WHAT YOU ARE ASKED TO DO.
The result should be all the records, exact and complete, without a single picture.

SOURCE MATERIAL.
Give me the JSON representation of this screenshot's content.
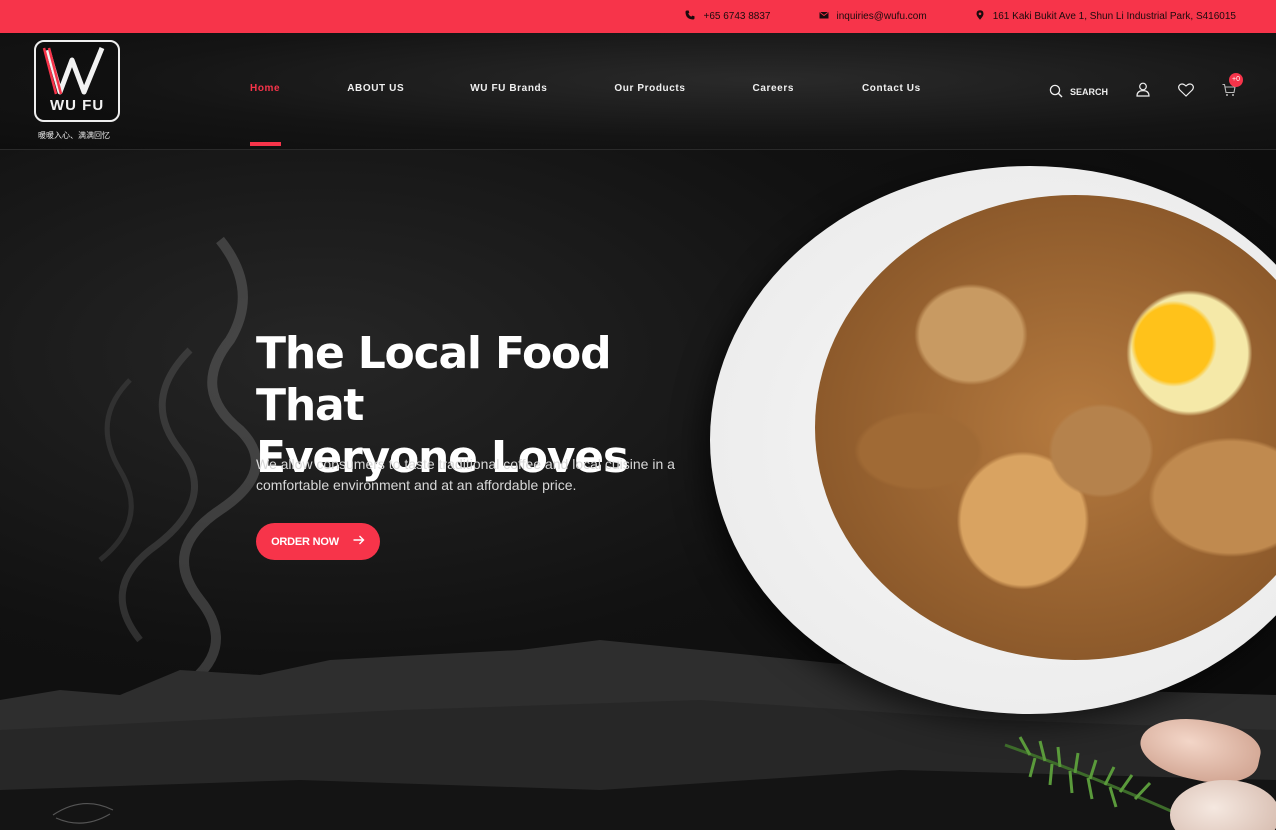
{
  "topbar": {
    "phone": "+65 6743 8837",
    "email": "inquiries@wufu.com",
    "address": "161 Kaki Bukit Ave 1, Shun Li Industrial Park, S416015"
  },
  "logo": {
    "brand": "WU FU",
    "tagline": "暖暖入心、满满回忆"
  },
  "nav": {
    "items": [
      {
        "label": "Home",
        "active": true
      },
      {
        "label": "ABOUT US"
      },
      {
        "label": "WU FU Brands"
      },
      {
        "label": "Our Products"
      },
      {
        "label": "Careers"
      },
      {
        "label": "Contact Us"
      }
    ]
  },
  "tools": {
    "search_label": "SEARCH",
    "cart_count": "+0"
  },
  "hero": {
    "headline_line1": "The Local Food That",
    "headline_line2": "Everyone Loves",
    "description": "We allow consumers to taste traditional coffee and local cuisine in a comfortable environment and at an affordable price.",
    "cta_label": "ORDER NOW"
  },
  "colors": {
    "accent": "#f7344a",
    "background": "#0d0d0d"
  },
  "icons": [
    "phone-icon",
    "mail-icon",
    "location-icon",
    "search-icon",
    "user-icon",
    "heart-icon",
    "cart-icon",
    "arrow-right-icon"
  ]
}
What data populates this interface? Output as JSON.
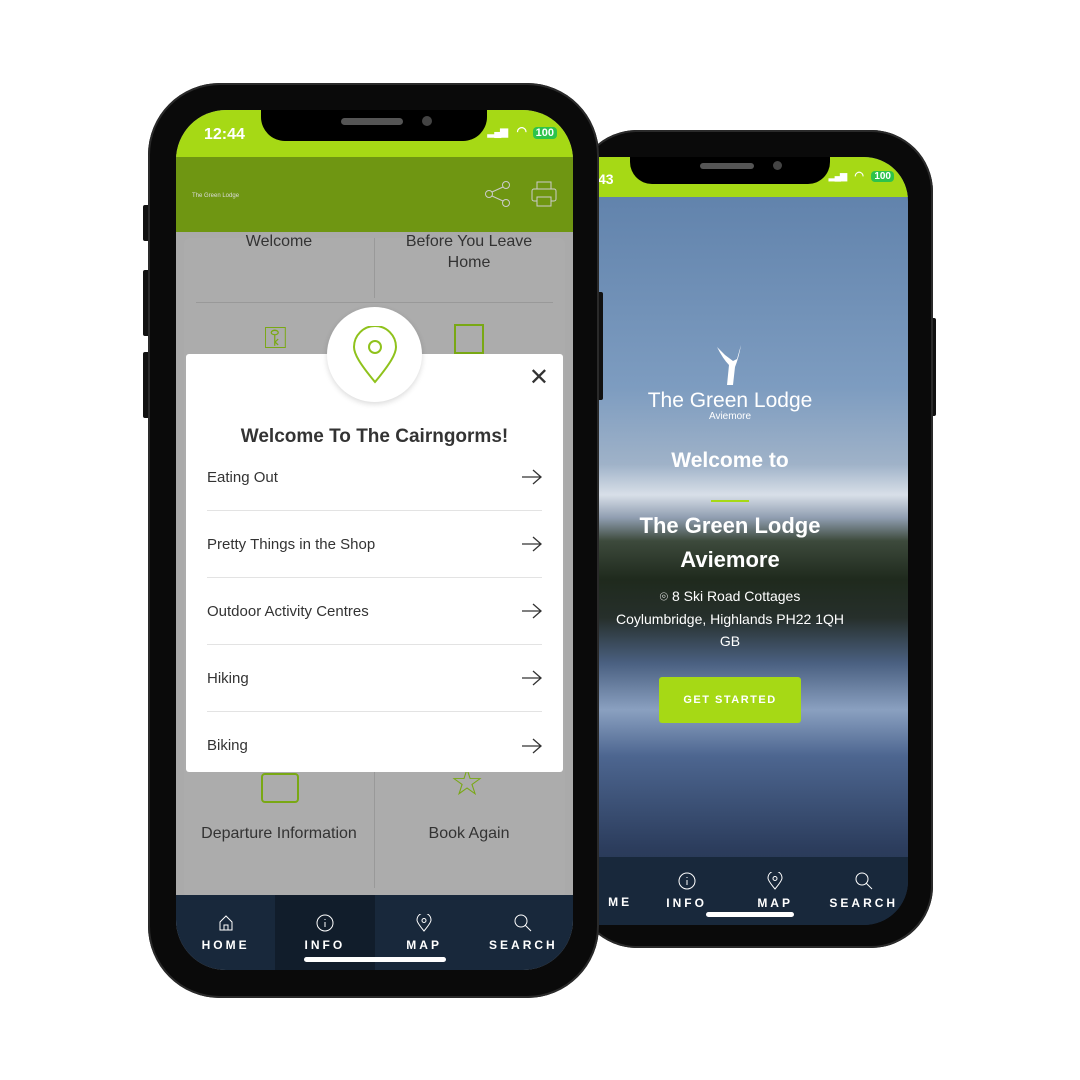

OUTPUT FOR THIS EXERCISE.
Give me the JSON representation of this screenshot's content.
{
  "topbar": {
    "phone": "+65 6743 8837",
    "email": "inquiries@wufu.com",
    "address": "161 Kaki Bukit Ave 1, Shun Li Industrial Park, S416015"
  },
  "logo": {
    "brand": "WU FU",
    "tagline": "暖暖入心、满满回忆"
  },
  "nav": {
    "items": [
      {
        "label": "Home",
        "active": true
      },
      {
        "label": "ABOUT US"
      },
      {
        "label": "WU FU Brands"
      },
      {
        "label": "Our Products"
      },
      {
        "label": "Careers"
      },
      {
        "label": "Contact Us"
      }
    ]
  },
  "tools": {
    "search_label": "SEARCH",
    "cart_count": "+0"
  },
  "hero": {
    "headline_line1": "The Local Food That",
    "headline_line2": "Everyone Loves",
    "description": "We allow consumers to taste traditional coffee and local cuisine in a comfortable environment and at an affordable price.",
    "cta_label": "ORDER NOW"
  },
  "colors": {
    "accent": "#f7344a",
    "background": "#0d0d0d"
  },
  "icons": [
    "phone-icon",
    "mail-icon",
    "location-icon",
    "search-icon",
    "user-icon",
    "heart-icon",
    "cart-icon",
    "arrow-right-icon"
  ]
}
What data populates this interface? Output as JSON.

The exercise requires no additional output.